On our drive to the next residency we stop in Ephraim, Utah – a small town that Maria told us was the home of the Granary Art Center. The historical building is used as an exhibition and educational space showcasing local and international artists. Maybe home to a future residency?
We spent one night at Birch Creek Service Ranch near Spring City, Utah where Adam Bateman of CUAC (Central Utah Art Center) had some residency space along with a now-closed gallery in Salt Lake City. The residency is in a transformative phase so stayed tuned! While we were there, though, it was buzzing with activity as young camp counselors were getting ready for the yearly summer camp. At other times of the year, the ranch hosts artists who make use of the land, home to a large workshop and a two-story main building made of straw bale.
After sleeping under the stars at Birch Creek Service Ranch, we head to Nevada!
But right before we enter Nevada, we stop at CLUI – Center for Land Use Interpretation in Wendover, Utah. It is located in a former airbase and consists of a public display of an informational interpretive art exhibit.
We leave our car in the small town of Montello, Nevada, and hop into Stefan Hagen’s– the founder of Montello Foundation– big rental car to embark on a harrowing journey down a bumpy, rural road to the most secluded residency we’ve visited yet. The building houses studio and living space and sits on 80 acres of land surrounded by expansive views of an untouched valley, the nearest house being 16 miles away. There is no staff, no other artists, just you, your thoughts…and certain wildlife, of course. Artists are invited to stay for two weeks in this breathtaking desert landscape in order to really focus … or to get distracted by the clouds. While we were there we met artist Micol Hebron (and her dog, Klaus) and had an incredible time exploring the land, watching the sunset and sharing meals.
We were unable to visit our last residency, an artist-in-residence program in the remote Black Rock Desert, because there wasn’t anyone there at the time. But we were able to meet with Michael Myers, Executive Director of Friends of Black Rock High Rock, at the Nevada State Fair in Carson City and he told us all about the program. Artists stay for two weeks, interpreting the ancient desert landscape through their varied creative practices. “This National Conservation Area is steeped in cultural history of both indigenous people and settlers, and is home to dramatic unpopulated desert landscapes.”
At this point, our trip is pretty much at a close and we are feeling a combination of feelings. Mostly we feel a sense of sadness that this incredible journey, with it’s stunning landscapes and unique, inspiring people we met along the way, is almost over. But! We have one last stop with an amazing artist friend, Sarah Lillegard, in Reno. Sarah is a maker of things and focuses on the intersections of personal mythology and the American West. She is also a student at Sierra Nevada College in their MFA in Interdisciplinary Arts Program, the same program that gave us the Lupita’s Grant that helped make this trip happen.
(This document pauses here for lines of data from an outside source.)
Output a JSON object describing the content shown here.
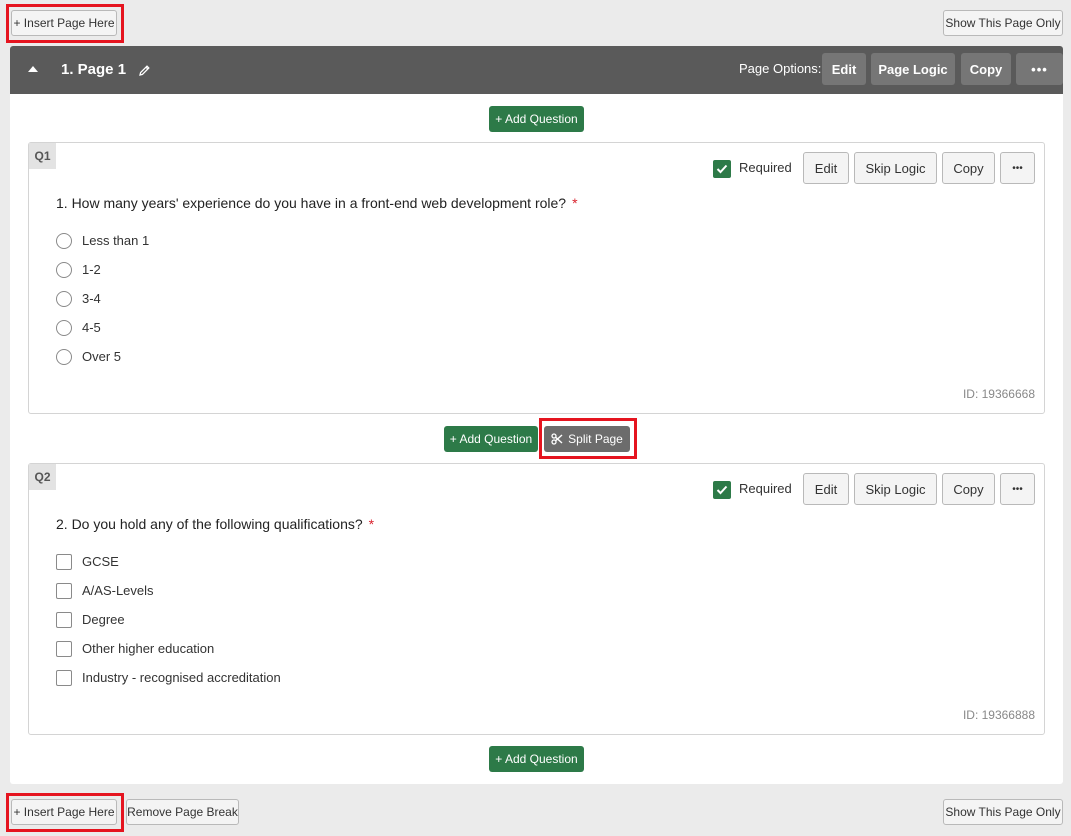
{
  "top_bar": {
    "insert_page_label": "+ Insert Page Here",
    "show_page_only_label": "Show This Page Only"
  },
  "page": {
    "title": "1. Page 1",
    "options_label": "Page Options:",
    "edit_label": "Edit",
    "page_logic_label": "Page Logic",
    "copy_label": "Copy",
    "more_label": "•••",
    "add_question_label": "+ Add Question",
    "split_page_label": "Split Page"
  },
  "questions": [
    {
      "badge": "Q1",
      "required_label": "Required",
      "edit_label": "Edit",
      "skip_logic_label": "Skip Logic",
      "copy_label": "Copy",
      "more_label": "•••",
      "text": "1. How many years' experience do you have in a front-end web development role?",
      "required_marker": "*",
      "input_type": "radio",
      "options": [
        "Less than 1",
        "1-2",
        "3-4",
        "4-5",
        "Over 5"
      ],
      "id_text": "ID: 19366668"
    },
    {
      "badge": "Q2",
      "required_label": "Required",
      "edit_label": "Edit",
      "skip_logic_label": "Skip Logic",
      "copy_label": "Copy",
      "more_label": "•••",
      "text": "2. Do you hold any of the following qualifications?",
      "required_marker": "*",
      "input_type": "checkbox",
      "options": [
        "GCSE",
        "A/AS-Levels",
        "Degree",
        "Other higher education",
        "Industry - recognised accreditation"
      ],
      "id_text": "ID: 19366888"
    }
  ],
  "bottom_bar": {
    "insert_page_label": "+ Insert Page Here",
    "remove_break_label": "Remove Page Break",
    "show_page_only_label": "Show This Page Only"
  },
  "colors": {
    "header_bg": "#5a5a5a",
    "green": "#2d7a48",
    "highlight_red": "#e5141f",
    "required_asterisk": "#d9232e"
  },
  "icons": {
    "collapse": "caret-up-icon",
    "rename": "pencil-icon",
    "split": "scissors-icon",
    "required": "check-icon"
  }
}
We have a million thanks to give and so grateful for every experience. We will be hard at work compiling everything we learned during our tour in order to print our second publication early next year. But we’ll keep updating you along the way!